[Required action] Go through the entries below and give the number of lines that have the string "title", and only that.

:: Materials provided

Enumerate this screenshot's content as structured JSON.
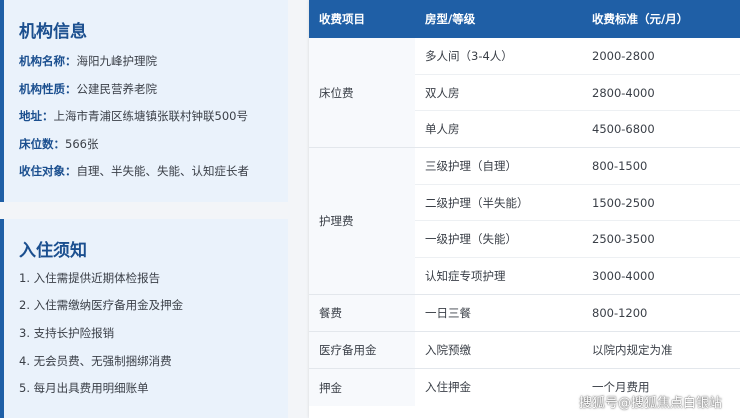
{
  "info": {
    "title": "机构信息",
    "rows": [
      {
        "key": "机构名称：",
        "value": "海阳九峰护理院"
      },
      {
        "key": "机构性质：",
        "value": "公建民营养老院"
      },
      {
        "key": "地址：",
        "value": "上海市青浦区练塘镇张联村钟联500号"
      },
      {
        "key": "床位数：",
        "value": "566张"
      },
      {
        "key": "收住对象：",
        "value": "自理、半失能、失能、认知症长者"
      }
    ]
  },
  "notice": {
    "title": "入住须知",
    "items": [
      "1. 入住需提供近期体检报告",
      "2. 入住需缴纳医疗备用金及押金",
      "3. 支持长护险报销",
      "4. 无会员费、无强制捆绑消费",
      "5. 每月出具费用明细账单"
    ]
  },
  "table": {
    "headers": {
      "category": "收费项目",
      "type": "房型/等级",
      "price": "收费标准（元/月）"
    },
    "groups": [
      {
        "category": "床位费",
        "rows": [
          {
            "type": "多人间（3-4人）",
            "price": "2000-2800"
          },
          {
            "type": "双人房",
            "price": "2800-4000"
          },
          {
            "type": "单人房",
            "price": "4500-6800"
          }
        ]
      },
      {
        "category": "护理费",
        "rows": [
          {
            "type": "三级护理（自理）",
            "price": "800-1500"
          },
          {
            "type": "二级护理（半失能）",
            "price": "1500-2500"
          },
          {
            "type": "一级护理（失能）",
            "price": "2500-3500"
          },
          {
            "type": "认知症专项护理",
            "price": "3000-4000"
          }
        ]
      },
      {
        "category": "餐费",
        "rows": [
          {
            "type": "一日三餐",
            "price": "800-1200"
          }
        ]
      },
      {
        "category": "医疗备用金",
        "rows": [
          {
            "type": "入院预缴",
            "price": "以院内规定为准"
          }
        ]
      },
      {
        "category": "押金",
        "rows": [
          {
            "type": "入住押金",
            "price": "一个月费用"
          }
        ]
      }
    ]
  },
  "watermark": "搜狐号@搜狐焦点白银站",
  "colors": {
    "accent": "#1f5fa6",
    "card_bg": "#eaf2fb",
    "text": "#3a3f47"
  }
}
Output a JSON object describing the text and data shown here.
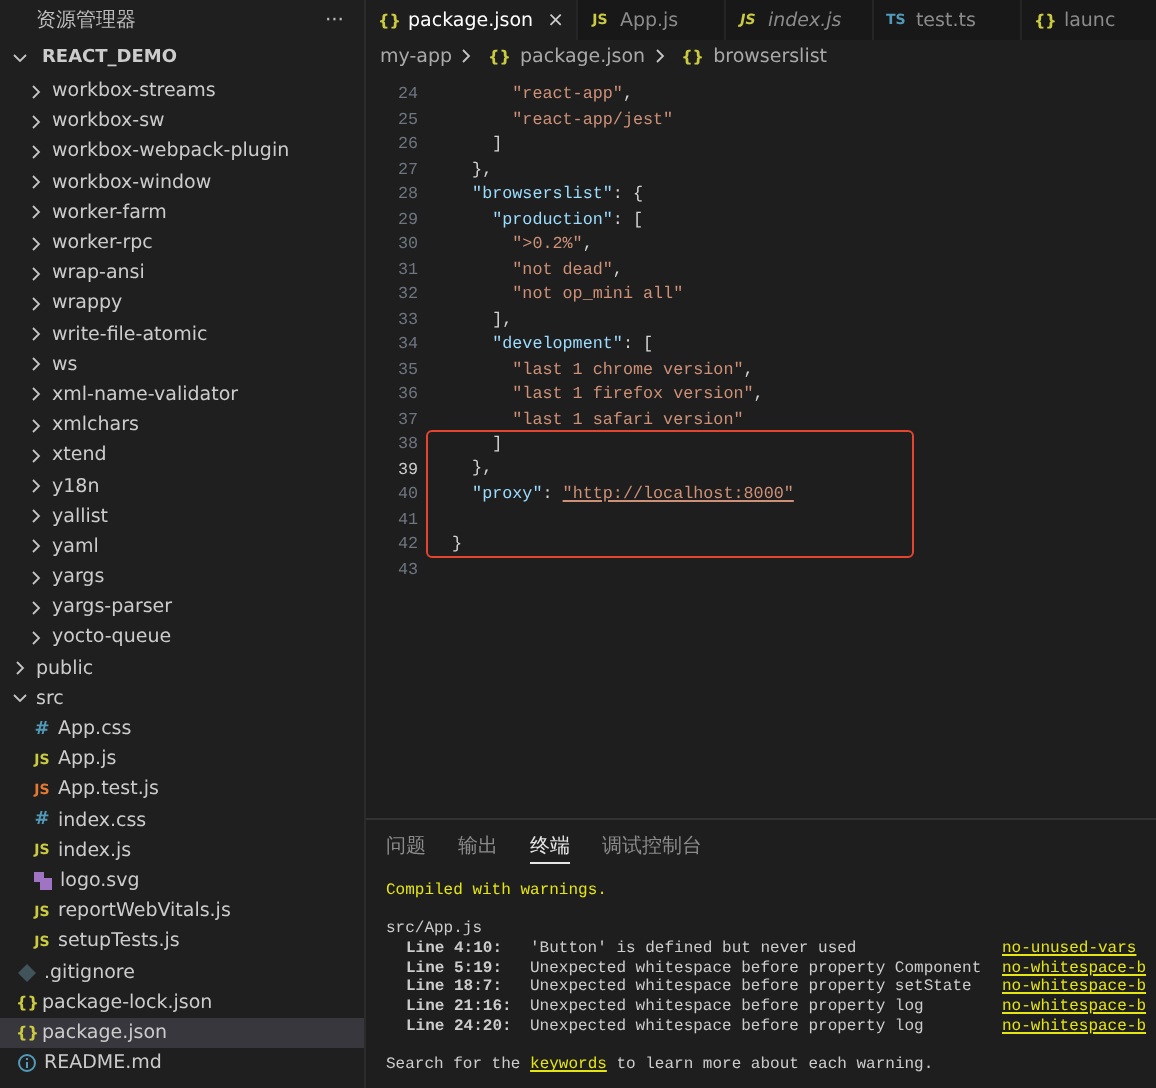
{
  "explorer": {
    "title": "资源管理器",
    "more": "···",
    "root": {
      "label": "REACT_DEMO",
      "expanded": true
    },
    "items": [
      {
        "kind": "container",
        "children": [
          {
            "kind": "folder",
            "label": "workbox-streams",
            "expanded": false,
            "selected": false
          },
          {
            "kind": "folder",
            "label": "workbox-sw",
            "expanded": false,
            "selected": false
          },
          {
            "kind": "folder",
            "label": "workbox-webpack-plugin",
            "expanded": false,
            "selected": false
          },
          {
            "kind": "folder",
            "label": "workbox-window",
            "expanded": false,
            "selected": false
          },
          {
            "kind": "folder",
            "label": "worker-farm",
            "expanded": false,
            "selected": false
          },
          {
            "kind": "folder",
            "label": "worker-rpc",
            "expanded": false,
            "selected": false
          },
          {
            "kind": "folder",
            "label": "wrap-ansi",
            "expanded": false,
            "selected": false
          },
          {
            "kind": "folder",
            "label": "wrappy",
            "expanded": false,
            "selected": false
          },
          {
            "kind": "folder",
            "label": "write-file-atomic",
            "expanded": false,
            "selected": false
          },
          {
            "kind": "folder",
            "label": "ws",
            "expanded": false,
            "selected": false
          },
          {
            "kind": "folder",
            "label": "xml-name-validator",
            "expanded": false,
            "selected": false
          },
          {
            "kind": "folder",
            "label": "xmlchars",
            "expanded": false,
            "selected": false
          },
          {
            "kind": "folder",
            "label": "xtend",
            "expanded": false,
            "selected": false
          },
          {
            "kind": "folder",
            "label": "y18n",
            "expanded": false,
            "selected": false
          },
          {
            "kind": "folder",
            "label": "yallist",
            "expanded": false,
            "selected": false
          },
          {
            "kind": "folder",
            "label": "yaml",
            "expanded": false,
            "selected": false
          },
          {
            "kind": "folder",
            "label": "yargs",
            "expanded": false,
            "selected": false
          },
          {
            "kind": "folder",
            "label": "yargs-parser",
            "expanded": false,
            "selected": false
          },
          {
            "kind": "folder",
            "label": "yocto-queue",
            "expanded": false,
            "selected": false
          }
        ]
      },
      {
        "kind": "folder",
        "label": "public",
        "expanded": false,
        "selected": false
      },
      {
        "kind": "folder",
        "label": "src",
        "expanded": true,
        "selected": false,
        "children": [
          {
            "kind": "css",
            "icon": "#",
            "label": "App.css",
            "selected": false
          },
          {
            "kind": "js",
            "icon": "JS",
            "label": "App.js",
            "selected": false
          },
          {
            "kind": "test",
            "icon": "JS",
            "label": "App.test.js",
            "selected": false
          },
          {
            "kind": "css",
            "icon": "#",
            "label": "index.css",
            "selected": false
          },
          {
            "kind": "js",
            "icon": "JS",
            "label": "index.js",
            "selected": false
          },
          {
            "kind": "svg",
            "label": "logo.svg",
            "selected": false
          },
          {
            "kind": "js",
            "icon": "JS",
            "label": "reportWebVitals.js",
            "selected": false
          },
          {
            "kind": "js",
            "icon": "JS",
            "label": "setupTests.js",
            "selected": false
          }
        ]
      },
      {
        "kind": "git",
        "label": ".gitignore",
        "selected": false
      },
      {
        "kind": "json",
        "icon": "{}",
        "label": "package-lock.json",
        "selected": false
      },
      {
        "kind": "json",
        "icon": "{}",
        "label": "package.json",
        "selected": true
      },
      {
        "kind": "info",
        "label": "README.md",
        "selected": false
      }
    ]
  },
  "tabs": [
    {
      "kind": "json",
      "icon": "{}",
      "label": "package.json",
      "selected": true,
      "preview": false,
      "close": "×"
    },
    {
      "kind": "js",
      "icon": "JS",
      "label": "App.js",
      "selected": false,
      "preview": false
    },
    {
      "kind": "js",
      "icon": "JS",
      "label": "index.js",
      "selected": false,
      "preview": true
    },
    {
      "kind": "ts",
      "icon": "TS",
      "label": "test.ts",
      "selected": false,
      "preview": false
    },
    {
      "kind": "json",
      "icon": "{}",
      "label": "launc",
      "selected": false,
      "preview": false
    }
  ],
  "breadcrumb": [
    {
      "label": "my-app"
    },
    {
      "kind": "json",
      "icon": "{}",
      "label": "package.json"
    },
    {
      "kind": "json",
      "icon": "{}",
      "label": "browserslist"
    }
  ],
  "code": {
    "lines": [
      {
        "number": "24",
        "current": false,
        "boxed": false,
        "tokens": [
          {
            "kind": "string",
            "text": "      \"react-app\""
          },
          {
            "kind": "punct",
            "text": ","
          }
        ]
      },
      {
        "number": "25",
        "current": false,
        "boxed": false,
        "tokens": [
          {
            "kind": "string",
            "text": "      \"react-app/jest\""
          }
        ]
      },
      {
        "number": "26",
        "current": false,
        "boxed": false,
        "tokens": [
          {
            "kind": "punct",
            "text": "    ]"
          }
        ]
      },
      {
        "number": "27",
        "current": false,
        "boxed": false,
        "tokens": [
          {
            "kind": "punct",
            "text": "  },"
          }
        ]
      },
      {
        "number": "28",
        "current": false,
        "boxed": false,
        "tokens": [
          {
            "kind": "key",
            "text": "  \"browserslist\""
          },
          {
            "kind": "punct",
            "text": ": {"
          }
        ]
      },
      {
        "number": "29",
        "current": false,
        "boxed": false,
        "tokens": [
          {
            "kind": "key",
            "text": "    \"production\""
          },
          {
            "kind": "punct",
            "text": ": ["
          }
        ]
      },
      {
        "number": "30",
        "current": false,
        "boxed": false,
        "tokens": [
          {
            "kind": "string",
            "text": "      \">0.2%\""
          },
          {
            "kind": "punct",
            "text": ","
          }
        ]
      },
      {
        "number": "31",
        "current": false,
        "boxed": false,
        "tokens": [
          {
            "kind": "string",
            "text": "      \"not dead\""
          },
          {
            "kind": "punct",
            "text": ","
          }
        ]
      },
      {
        "number": "32",
        "current": false,
        "boxed": false,
        "tokens": [
          {
            "kind": "string",
            "text": "      \"not op_mini all\""
          }
        ]
      },
      {
        "number": "33",
        "current": false,
        "boxed": false,
        "tokens": [
          {
            "kind": "punct",
            "text": "    ],"
          }
        ]
      },
      {
        "number": "34",
        "current": false,
        "boxed": false,
        "tokens": [
          {
            "kind": "key",
            "text": "    \"development\""
          },
          {
            "kind": "punct",
            "text": ": ["
          }
        ]
      },
      {
        "number": "35",
        "current": false,
        "boxed": false,
        "tokens": [
          {
            "kind": "string",
            "text": "      \"last 1 chrome version\""
          },
          {
            "kind": "punct",
            "text": ","
          }
        ]
      },
      {
        "number": "36",
        "current": false,
        "boxed": false,
        "tokens": [
          {
            "kind": "string",
            "text": "      \"last 1 firefox version\""
          },
          {
            "kind": "punct",
            "text": ","
          }
        ]
      },
      {
        "number": "37",
        "current": false,
        "boxed": false,
        "tokens": [
          {
            "kind": "string",
            "text": "      \"last 1 safari version\""
          }
        ]
      },
      {
        "number": "38",
        "current": false,
        "boxed": true,
        "tokens": [
          {
            "kind": "punct",
            "text": "    ]"
          }
        ]
      },
      {
        "number": "39",
        "current": true,
        "boxed": true,
        "tokens": [
          {
            "kind": "punct",
            "text": "  },"
          }
        ]
      },
      {
        "number": "40",
        "current": false,
        "boxed": true,
        "tokens": [
          {
            "kind": "key",
            "text": "  \"proxy\""
          },
          {
            "kind": "punct",
            "text": ": "
          },
          {
            "kind": "link",
            "text": "\"http://localhost:8000\""
          }
        ]
      },
      {
        "number": "41",
        "current": false,
        "boxed": true
      },
      {
        "number": "42",
        "current": false,
        "boxed": true,
        "tokens": [
          {
            "kind": "punct",
            "text": "}"
          }
        ]
      },
      {
        "number": "43",
        "current": false,
        "boxed": false
      }
    ]
  },
  "panel": {
    "tabs": [
      {
        "label": "问题",
        "selected": false
      },
      {
        "label": "输出",
        "selected": false
      },
      {
        "label": "终端",
        "selected": true
      },
      {
        "label": "调试控制台",
        "selected": false
      }
    ],
    "terminal": {
      "status": "Compiled with warnings.",
      "file": "src/App.js",
      "warnings": [
        {
          "location": "Line 4:10:",
          "message": "'Button' is defined but never used",
          "rule": "no-unused-vars"
        },
        {
          "location": "Line 5:19:",
          "message": "Unexpected whitespace before property Component",
          "rule": "no-whitespace-b"
        },
        {
          "location": "Line 18:7:",
          "message": "Unexpected whitespace before property setState",
          "rule": "no-whitespace-b"
        },
        {
          "location": "Line 21:16:",
          "message": "Unexpected whitespace before property log",
          "rule": "no-whitespace-b"
        },
        {
          "location": "Line 24:20:",
          "message": "Unexpected whitespace before property log",
          "rule": "no-whitespace-b"
        }
      ],
      "footer": [
        {
          "kind": "text",
          "text": "Search for the "
        },
        {
          "kind": "link",
          "text": "keywords"
        },
        {
          "kind": "text",
          "text": " to learn more about each warning."
        }
      ]
    }
  }
}
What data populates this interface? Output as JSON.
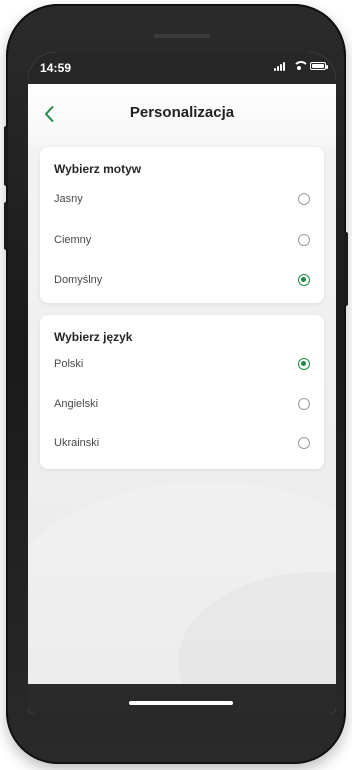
{
  "status_bar": {
    "time": "14:59"
  },
  "header": {
    "title": "Personalizacja",
    "back_icon": "chevron-left-icon",
    "accent_color": "#1f8a45"
  },
  "theme_section": {
    "title": "Wybierz motyw",
    "options": [
      {
        "label": "Jasny",
        "selected": false
      },
      {
        "label": "Ciemny",
        "selected": false
      },
      {
        "label": "Domyślny",
        "selected": true
      }
    ]
  },
  "language_section": {
    "title": "Wybierz język",
    "options": [
      {
        "label": "Polski",
        "selected": true
      },
      {
        "label": "Angielski",
        "selected": false
      },
      {
        "label": "Ukrainski",
        "selected": false
      }
    ]
  }
}
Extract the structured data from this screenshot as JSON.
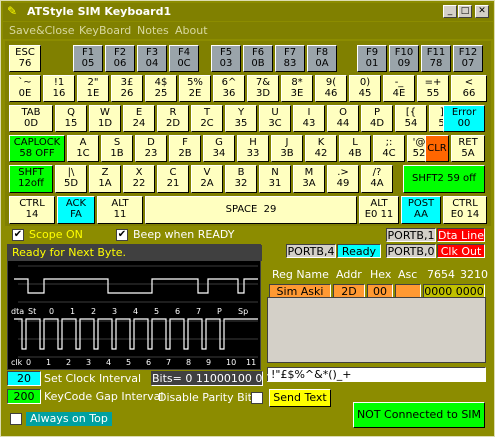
{
  "window": {
    "title": "ATStyle SIM Keyboard1"
  },
  "menu": [
    "Save&Close",
    "KeyBoard",
    "Notes",
    "About"
  ],
  "keyboard": {
    "row0": [
      {
        "t": "ESC",
        "c": "76"
      },
      {
        "t": "F1",
        "c": "05"
      },
      {
        "t": "F2",
        "c": "06"
      },
      {
        "t": "F3",
        "c": "04"
      },
      {
        "t": "F4",
        "c": "0C"
      },
      {
        "t": "F5",
        "c": "03"
      },
      {
        "t": "F6",
        "c": "0B"
      },
      {
        "t": "F7",
        "c": "83"
      },
      {
        "t": "F8",
        "c": "0A"
      },
      {
        "t": "F9",
        "c": "01"
      },
      {
        "t": "F10",
        "c": "09"
      },
      {
        "t": "F11",
        "c": "78"
      },
      {
        "t": "F12",
        "c": "07"
      }
    ],
    "row1": [
      {
        "t": "`~",
        "c": "0E"
      },
      {
        "t": "!1",
        "c": "16"
      },
      {
        "t": "2\"",
        "c": "1E"
      },
      {
        "t": "3£",
        "c": "26"
      },
      {
        "t": "4$",
        "c": "25"
      },
      {
        "t": "5%",
        "c": "2E"
      },
      {
        "t": "6^",
        "c": "36"
      },
      {
        "t": "7&",
        "c": "3D"
      },
      {
        "t": "8*",
        "c": "3E"
      },
      {
        "t": "9(",
        "c": "46"
      },
      {
        "t": "0)",
        "c": "45"
      },
      {
        "t": "-_",
        "c": "4E"
      },
      {
        "t": "=+",
        "c": "55"
      },
      {
        "t": "<",
        "c": "66"
      }
    ],
    "row2": [
      {
        "t": "TAB",
        "c": "0D"
      },
      {
        "t": "Q",
        "c": "15"
      },
      {
        "t": "W",
        "c": "1D"
      },
      {
        "t": "E",
        "c": "24"
      },
      {
        "t": "R",
        "c": "2D"
      },
      {
        "t": "T",
        "c": "2C"
      },
      {
        "t": "Y",
        "c": "35"
      },
      {
        "t": "U",
        "c": "3C"
      },
      {
        "t": "I",
        "c": "43"
      },
      {
        "t": "O",
        "c": "44"
      },
      {
        "t": "P",
        "c": "4D"
      },
      {
        "t": "[{",
        "c": "54"
      },
      {
        "t": "]}",
        "c": "5B"
      },
      {
        "t": "Error",
        "c": "00"
      }
    ],
    "row3": [
      {
        "t": "CAPLOCK",
        "c": "58 OFF"
      },
      {
        "t": "A",
        "c": "1C"
      },
      {
        "t": "S",
        "c": "1B"
      },
      {
        "t": "D",
        "c": "23"
      },
      {
        "t": "F",
        "c": "2B"
      },
      {
        "t": "G",
        "c": "34"
      },
      {
        "t": "H",
        "c": "33"
      },
      {
        "t": "J",
        "c": "3B"
      },
      {
        "t": "K",
        "c": "42"
      },
      {
        "t": "L",
        "c": "4B"
      },
      {
        "t": ";:",
        "c": "4C"
      },
      {
        "t": "'@",
        "c": "52"
      },
      {
        "t": "CLR",
        "c": ""
      },
      {
        "t": "RET",
        "c": "5A"
      }
    ],
    "row4": [
      {
        "t": "SHFT",
        "c": "12off"
      },
      {
        "t": "|\\",
        "c": "5D"
      },
      {
        "t": "Z",
        "c": "1A"
      },
      {
        "t": "X",
        "c": "22"
      },
      {
        "t": "C",
        "c": "21"
      },
      {
        "t": "V",
        "c": "2A"
      },
      {
        "t": "B",
        "c": "32"
      },
      {
        "t": "N",
        "c": "31"
      },
      {
        "t": "M",
        "c": "3A"
      },
      {
        "t": ",<",
        "c": "41"
      },
      {
        "t": ".>",
        "c": "49"
      },
      {
        "t": "/?",
        "c": "4A"
      },
      {
        "t": "SHFT2 59 off",
        "c": ""
      }
    ],
    "row5": [
      {
        "t": "CTRL",
        "c": "14"
      },
      {
        "t": "ACK",
        "c": "FA"
      },
      {
        "t": "ALT",
        "c": "11"
      },
      {
        "t": "SPACE  29",
        "c": ""
      },
      {
        "t": "ALT",
        "c": "E0 11"
      },
      {
        "t": "POST",
        "c": "AA"
      },
      {
        "t": "CTRL",
        "c": "E0 14"
      }
    ]
  },
  "controls": {
    "scope_on": "Scope ON",
    "beep": "Beep when READY",
    "portb1": "PORTB,1",
    "dta_line": "Dta Line",
    "portb4": "PORTB,4",
    "ready": "Ready",
    "portb0": "PORTB,0",
    "clk_out": "Clk Out"
  },
  "scope": {
    "status": "Ready for Next Byte.",
    "dta_label": "dta",
    "clk_label": "clk",
    "dta_ticks": [
      "St",
      "0",
      "1",
      "2",
      "3",
      "4",
      "5",
      "6",
      "7",
      "P",
      "Sp"
    ],
    "clk_ticks": [
      "0",
      "1",
      "2",
      "3",
      "4",
      "5",
      "6",
      "7",
      "8",
      "9",
      "10",
      "11"
    ]
  },
  "reg": {
    "headers": [
      "Reg Name",
      "Addr",
      "Hex",
      "Asc",
      "7654",
      "3210"
    ],
    "name": "Sim Aski",
    "addr": "2D",
    "hex": "00",
    "asc": "",
    "bits": "0000  0000"
  },
  "text_field": "!\"£$%^&*()_+",
  "clock": {
    "interval_value": "20",
    "interval_label": "Set Clock Interval",
    "gap_value": "200",
    "gap_label": "KeyCode Gap Interval",
    "bits_label": "Bits= 0  11000100  0 1"
  },
  "parity_label": "Disable Parity Bit.",
  "send_text": "Send Text",
  "always_on_top": "Always on Top",
  "sim_status": "NOT Connected to SIM",
  "colors": {
    "bg": "#808000",
    "key": "#ffffc0",
    "fkey": "#9aa4aa",
    "green": "#00ff00",
    "cyan": "#00ffff",
    "red": "#ff0000",
    "orange": "#ff9933"
  }
}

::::

[The completed task] 7